Asked about the spinout-generating potential of Burnham and UCF, Snaith noted the pace of life-sci growth has been much faster than for typical economic development. “There have been a number of developments that I think is going to help attract additional business. It has been happening at a pretty surprising pace. Usually, they take a lot of time to build up.”
Yet Orlando has not been immune to the economic slump that has beset Florida and the rest of the nation. The unemployment rate for the Orlando-Kissimmee metropolitan statistical area has risen more than one percentage point over the past year,to 5.3 percent as of June, the most recent month available, from 3.9 percent in June 2007. The region’s labor force also grew during the past year, by 2.1 percent or 23,324 people, some of whom are likely among the 16,688 people who were without work last month.
The median price of an Orlando-area single-family house slid by 15 percent in the second quarter to $219,500 from $258,000 a year earlier, according to Florida Association of Realtors figures released July 24. Condo median prices also fell by 15 percent, from $156,900 to $132,900.
But the drop in housing prices also appeared to have touched off a spurt of house buying by bargain hunters. Orlando single-family home-sales activity rose 3 percent in the second quarter to 1,641 homes from 1,595 homes in Q2 ’07. Not so in the condo market, where year-to-year sales volume dipped 9 percent to 172 units from 188.

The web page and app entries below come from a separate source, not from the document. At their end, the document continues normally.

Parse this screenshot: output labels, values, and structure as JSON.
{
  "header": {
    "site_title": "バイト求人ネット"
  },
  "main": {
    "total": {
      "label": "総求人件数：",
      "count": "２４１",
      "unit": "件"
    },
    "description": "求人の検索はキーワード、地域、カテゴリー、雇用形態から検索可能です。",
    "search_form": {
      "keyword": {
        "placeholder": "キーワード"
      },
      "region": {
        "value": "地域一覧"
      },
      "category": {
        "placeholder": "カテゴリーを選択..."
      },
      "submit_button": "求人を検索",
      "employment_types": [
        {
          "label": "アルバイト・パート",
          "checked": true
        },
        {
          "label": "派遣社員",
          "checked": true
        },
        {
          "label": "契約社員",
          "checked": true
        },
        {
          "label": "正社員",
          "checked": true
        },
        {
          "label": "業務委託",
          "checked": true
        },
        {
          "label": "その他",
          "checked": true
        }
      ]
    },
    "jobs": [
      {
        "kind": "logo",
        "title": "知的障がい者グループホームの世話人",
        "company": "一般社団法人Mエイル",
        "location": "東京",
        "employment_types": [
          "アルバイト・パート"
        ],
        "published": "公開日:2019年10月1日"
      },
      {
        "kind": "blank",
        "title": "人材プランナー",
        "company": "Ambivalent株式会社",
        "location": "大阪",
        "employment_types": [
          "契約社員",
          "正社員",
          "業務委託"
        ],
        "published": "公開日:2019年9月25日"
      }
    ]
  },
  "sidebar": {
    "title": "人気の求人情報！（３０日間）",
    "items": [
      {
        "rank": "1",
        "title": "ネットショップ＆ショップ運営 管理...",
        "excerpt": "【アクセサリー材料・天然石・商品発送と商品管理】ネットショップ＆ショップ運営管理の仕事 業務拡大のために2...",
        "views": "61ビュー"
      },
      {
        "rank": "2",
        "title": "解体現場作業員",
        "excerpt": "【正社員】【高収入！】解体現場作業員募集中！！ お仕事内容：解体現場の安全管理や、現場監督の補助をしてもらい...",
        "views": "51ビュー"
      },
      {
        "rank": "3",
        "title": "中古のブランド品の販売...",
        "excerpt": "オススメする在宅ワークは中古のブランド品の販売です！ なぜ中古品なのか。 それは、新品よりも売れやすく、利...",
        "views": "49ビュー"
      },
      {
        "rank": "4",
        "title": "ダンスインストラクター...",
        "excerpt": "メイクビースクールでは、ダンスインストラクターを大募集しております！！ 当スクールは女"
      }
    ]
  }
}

The apartment market, however, has welcomed a developer’s confidence in Orlando: McKinley Inc., a residential developer in Ann Arbor, Mich., with nearly $2 billion in assets told the Ann Arbor (Mich.) Business Journal it has begun shifting its focus to Central Florida.
Over the past 18 months, McKinley has snapped up distressed apartment buildings with a combined 2,840 units in the Interstate 4 corridor stretching from the Clearwater/Tampa area to Orlando. He said the company has acquisitions of another 345 units in the works.
The economic slump also forced Florida Gov. Charlie Crist and state lawmakers to plug a $2 billion budget shortfall before approving the state’s current $66.2 billion spending plan. Among casualties was the $250 million Innovation Incentive Fund the economic-development program that helped attract Burnham to Lake Nona and a handful of other research institutions to the rest of the state.
Eliminated this fiscal year, that fund forced state officials to draw subsidy funds from other, cheaper economic incentive programs [BRN, May 5, April 7].
“I would agree that it’s not a positive, but I think we are fortunate enough that we got some of our deals,” Fremstad said. “If I was a betting man, I’d say Orlando’s got a head start and as good a shot as any of those other markets that are attempting to build their life sciences communities.”